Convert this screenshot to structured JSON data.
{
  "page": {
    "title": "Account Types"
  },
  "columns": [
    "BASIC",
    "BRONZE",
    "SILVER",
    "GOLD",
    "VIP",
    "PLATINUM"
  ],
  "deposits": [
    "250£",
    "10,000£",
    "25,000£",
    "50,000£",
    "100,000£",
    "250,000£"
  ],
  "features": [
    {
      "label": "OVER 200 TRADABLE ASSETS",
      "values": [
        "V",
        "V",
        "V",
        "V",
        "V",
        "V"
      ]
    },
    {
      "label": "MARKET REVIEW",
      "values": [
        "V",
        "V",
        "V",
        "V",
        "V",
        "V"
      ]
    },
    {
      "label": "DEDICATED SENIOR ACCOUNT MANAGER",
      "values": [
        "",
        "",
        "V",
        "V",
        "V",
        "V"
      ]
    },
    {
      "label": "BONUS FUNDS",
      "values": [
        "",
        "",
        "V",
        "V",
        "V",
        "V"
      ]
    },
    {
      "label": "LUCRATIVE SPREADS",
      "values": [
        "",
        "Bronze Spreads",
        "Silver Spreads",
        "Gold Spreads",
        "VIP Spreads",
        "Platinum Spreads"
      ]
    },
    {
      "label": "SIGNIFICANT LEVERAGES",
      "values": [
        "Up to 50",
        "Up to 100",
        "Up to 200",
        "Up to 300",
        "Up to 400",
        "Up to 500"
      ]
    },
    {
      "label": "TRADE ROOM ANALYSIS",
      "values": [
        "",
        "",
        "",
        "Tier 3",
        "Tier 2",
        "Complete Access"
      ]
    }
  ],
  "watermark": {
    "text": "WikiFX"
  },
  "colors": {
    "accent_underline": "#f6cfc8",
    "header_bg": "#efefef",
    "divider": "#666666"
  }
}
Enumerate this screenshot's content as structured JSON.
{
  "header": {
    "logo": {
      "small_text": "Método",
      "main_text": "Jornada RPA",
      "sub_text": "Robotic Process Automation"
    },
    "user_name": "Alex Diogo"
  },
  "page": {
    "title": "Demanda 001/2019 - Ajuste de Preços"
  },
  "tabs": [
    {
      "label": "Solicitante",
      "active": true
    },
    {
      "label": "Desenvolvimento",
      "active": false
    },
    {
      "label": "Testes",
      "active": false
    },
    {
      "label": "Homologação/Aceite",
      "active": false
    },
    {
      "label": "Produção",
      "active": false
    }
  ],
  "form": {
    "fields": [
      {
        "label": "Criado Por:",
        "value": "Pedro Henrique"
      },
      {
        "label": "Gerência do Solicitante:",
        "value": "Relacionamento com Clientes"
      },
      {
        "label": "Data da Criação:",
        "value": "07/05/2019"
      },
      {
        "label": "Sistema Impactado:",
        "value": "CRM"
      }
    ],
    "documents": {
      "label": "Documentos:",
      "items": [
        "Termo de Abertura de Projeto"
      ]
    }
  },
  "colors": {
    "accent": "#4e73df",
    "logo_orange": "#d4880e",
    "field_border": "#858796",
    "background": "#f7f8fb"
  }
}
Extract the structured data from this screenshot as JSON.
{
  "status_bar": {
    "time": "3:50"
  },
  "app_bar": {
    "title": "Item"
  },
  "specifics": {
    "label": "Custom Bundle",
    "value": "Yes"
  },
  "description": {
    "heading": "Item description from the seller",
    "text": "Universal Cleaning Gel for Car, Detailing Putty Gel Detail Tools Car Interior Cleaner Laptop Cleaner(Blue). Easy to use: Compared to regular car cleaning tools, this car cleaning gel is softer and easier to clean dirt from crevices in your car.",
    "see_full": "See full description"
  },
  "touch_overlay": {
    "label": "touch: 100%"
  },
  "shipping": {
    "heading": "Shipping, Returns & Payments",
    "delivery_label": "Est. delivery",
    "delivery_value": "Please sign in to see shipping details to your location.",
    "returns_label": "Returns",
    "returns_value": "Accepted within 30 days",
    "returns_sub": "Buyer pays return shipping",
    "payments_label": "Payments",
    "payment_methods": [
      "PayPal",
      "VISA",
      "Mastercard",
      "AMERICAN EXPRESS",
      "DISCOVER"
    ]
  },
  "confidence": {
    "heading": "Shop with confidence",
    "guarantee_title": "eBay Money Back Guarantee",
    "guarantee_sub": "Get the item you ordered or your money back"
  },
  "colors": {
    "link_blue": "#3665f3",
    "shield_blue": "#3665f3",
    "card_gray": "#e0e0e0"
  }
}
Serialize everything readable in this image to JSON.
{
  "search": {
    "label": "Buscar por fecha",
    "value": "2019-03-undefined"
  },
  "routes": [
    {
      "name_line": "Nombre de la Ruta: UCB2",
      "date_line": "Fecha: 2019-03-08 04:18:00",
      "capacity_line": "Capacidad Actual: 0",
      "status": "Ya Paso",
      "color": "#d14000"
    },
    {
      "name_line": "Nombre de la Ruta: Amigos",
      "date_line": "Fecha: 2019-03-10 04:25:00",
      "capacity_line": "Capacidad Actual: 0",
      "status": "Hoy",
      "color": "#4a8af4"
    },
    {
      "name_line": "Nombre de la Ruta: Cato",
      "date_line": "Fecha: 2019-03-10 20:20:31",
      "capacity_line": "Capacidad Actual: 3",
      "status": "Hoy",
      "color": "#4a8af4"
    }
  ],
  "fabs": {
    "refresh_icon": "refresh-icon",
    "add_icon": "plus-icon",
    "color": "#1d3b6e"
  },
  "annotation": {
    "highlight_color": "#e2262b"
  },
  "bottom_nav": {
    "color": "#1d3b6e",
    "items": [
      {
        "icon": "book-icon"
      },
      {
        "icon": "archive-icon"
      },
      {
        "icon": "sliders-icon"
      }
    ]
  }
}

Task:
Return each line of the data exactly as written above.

Written response:
Convert this screenshot to structured JSON data.
{
  "page": {
    "title": "Account Types"
  },
  "columns": [
    "BASIC",
    "BRONZE",
    "SILVER",
    "GOLD",
    "VIP",
    "PLATINUM"
  ],
  "deposits": [
    "250£",
    "10,000£",
    "25,000£",
    "50,000£",
    "100,000£",
    "250,000£"
  ],
  "features": [
    {
      "label": "OVER 200 TRADABLE ASSETS",
      "values": [
        "V",
        "V",
        "V",
        "V",
        "V",
        "V"
      ]
    },
    {
      "label": "MARKET REVIEW",
      "values": [
        "V",
        "V",
        "V",
        "V",
        "V",
        "V"
      ]
    },
    {
      "label": "DEDICATED SENIOR ACCOUNT MANAGER",
      "values": [
        "",
        "",
        "V",
        "V",
        "V",
        "V"
      ]
    },
    {
      "label": "BONUS FUNDS",
      "values": [
        "",
        "",
        "V",
        "V",
        "V",
        "V"
      ]
    },
    {
      "label": "LUCRATIVE SPREADS",
      "values": [
        "",
        "Bronze Spreads",
        "Silver Spreads",
        "Gold Spreads",
        "VIP Spreads",
        "Platinum Spreads"
      ]
    },
    {
      "label": "SIGNIFICANT LEVERAGES",
      "values": [
        "Up to 50",
        "Up to 100",
        "Up to 200",
        "Up to 300",
        "Up to 400",
        "Up to 500"
      ]
    },
    {
      "label": "TRADE ROOM ANALYSIS",
      "values": [
        "",
        "",
        "",
        "Tier 3",
        "Tier 2",
        "Complete Access"
      ]
    }
  ],
  "watermark": {
    "text": "WikiFX"
  },
  "colors": {
    "accent_underline": "#f6cfc8",
    "header_bg": "#efefef",
    "divider": "#666666"
  }
}
Enumerate this screenshot's content as structured JSON.
{
  "header": {
    "logo": {
      "small_text": "Método",
      "main_text": "Jornada RPA",
      "sub_text": "Robotic Process Automation"
    },
    "user_name": "Alex Diogo"
  },
  "page": {
    "title": "Demanda 001/2019 - Ajuste de Preços"
  },
  "tabs": [
    {
      "label": "Solicitante",
      "active": true
    },
    {
      "label": "Desenvolvimento",
      "active": false
    },
    {
      "label": "Testes",
      "active": false
    },
    {
      "label": "Homologação/Aceite",
      "active": false
    },
    {
      "label": "Produção",
      "active": false
    }
  ],
  "form": {
    "fields": [
      {
        "label": "Criado Por:",
        "value": "Pedro Henrique"
      },
      {
        "label": "Gerência do Solicitante:",
        "value": "Relacionamento com Clientes"
      },
      {
        "label": "Data da Criação:",
        "value": "07/05/2019"
      },
      {
        "label": "Sistema Impactado:",
        "value": "CRM"
      }
    ],
    "documents": {
      "label": "Documentos:",
      "items": [
        "Termo de Abertura de Projeto"
      ]
    }
  },
  "colors": {
    "accent": "#4e73df",
    "logo_orange": "#d4880e",
    "field_border": "#858796",
    "background": "#f7f8fb"
  }
}
Extract the structured data from this screenshot as JSON.
{
  "status_bar": {
    "time": "3:50"
  },
  "app_bar": {
    "title": "Item"
  },
  "specifics": {
    "label": "Custom Bundle",
    "value": "Yes"
  },
  "description": {
    "heading": "Item description from the seller",
    "text": "Universal Cleaning Gel for Car, Detailing Putty Gel Detail Tools Car Interior Cleaner Laptop Cleaner(Blue). Easy to use: Compared to regular car cleaning tools, this car cleaning gel is softer and easier to clean dirt from crevices in your car.",
    "see_full": "See full description"
  },
  "touch_overlay": {
    "label": "touch: 100%"
  },
  "shipping": {
    "heading": "Shipping, Returns & Payments",
    "delivery_label": "Est. delivery",
    "delivery_value": "Please sign in to see shipping details to your location.",
    "returns_label": "Returns",
    "returns_value": "Accepted within 30 days",
    "returns_sub": "Buyer pays return shipping",
    "payments_label": "Payments",
    "payment_methods": [
      "PayPal",
      "VISA",
      "Mastercard",
      "AMERICAN EXPRESS",
      "DISCOVER"
    ]
  },
  "confidence": {
    "heading": "Shop with confidence",
    "guarantee_title": "eBay Money Back Guarantee",
    "guarantee_sub": "Get the item you ordered or your money back"
  },
  "colors": {
    "link_blue": "#3665f3",
    "shield_blue": "#3665f3",
    "card_gray": "#e0e0e0"
  }
}
Serialize everything readable in this image to JSON.
{
  "search": {
    "label": "Buscar por fecha",
    "value": "2019-03-undefined"
  },
  "routes": [
    {
      "name_line": "Nombre de la Ruta: UCB2",
      "date_line": "Fecha: 2019-03-08 04:18:00",
      "capacity_line": "Capacidad Actual: 0",
      "status": "Ya Paso",
      "color": "#d14000"
    },
    {
      "name_line": "Nombre de la Ruta: Amigos",
      "date_line": "Fecha: 2019-03-10 04:25:00",
      "capacity_line": "Capacidad Actual: 0",
      "status": "Hoy",
      "color": "#4a8af4"
    },
    {
      "name_line": "Nombre de la Ruta: Cato",
      "date_line": "Fecha: 2019-03-10 20:20:31",
      "capacity_line": "Capacidad Actual: 3",
      "status": "Hoy",
      "color": "#4a8af4"
    }
  ],
  "fabs": {
    "refresh_icon": "refresh-icon",
    "add_icon": "plus-icon",
    "color": "#1d3b6e"
  },
  "annotation": {
    "highlight_color": "#e2262b"
  },
  "bottom_nav": {
    "color": "#1d3b6e",
    "items": [
      {
        "icon": "book-icon"
      },
      {
        "icon": "archive-icon"
      },
      {
        "icon": "sliders-icon"
      }
    ]
  }
}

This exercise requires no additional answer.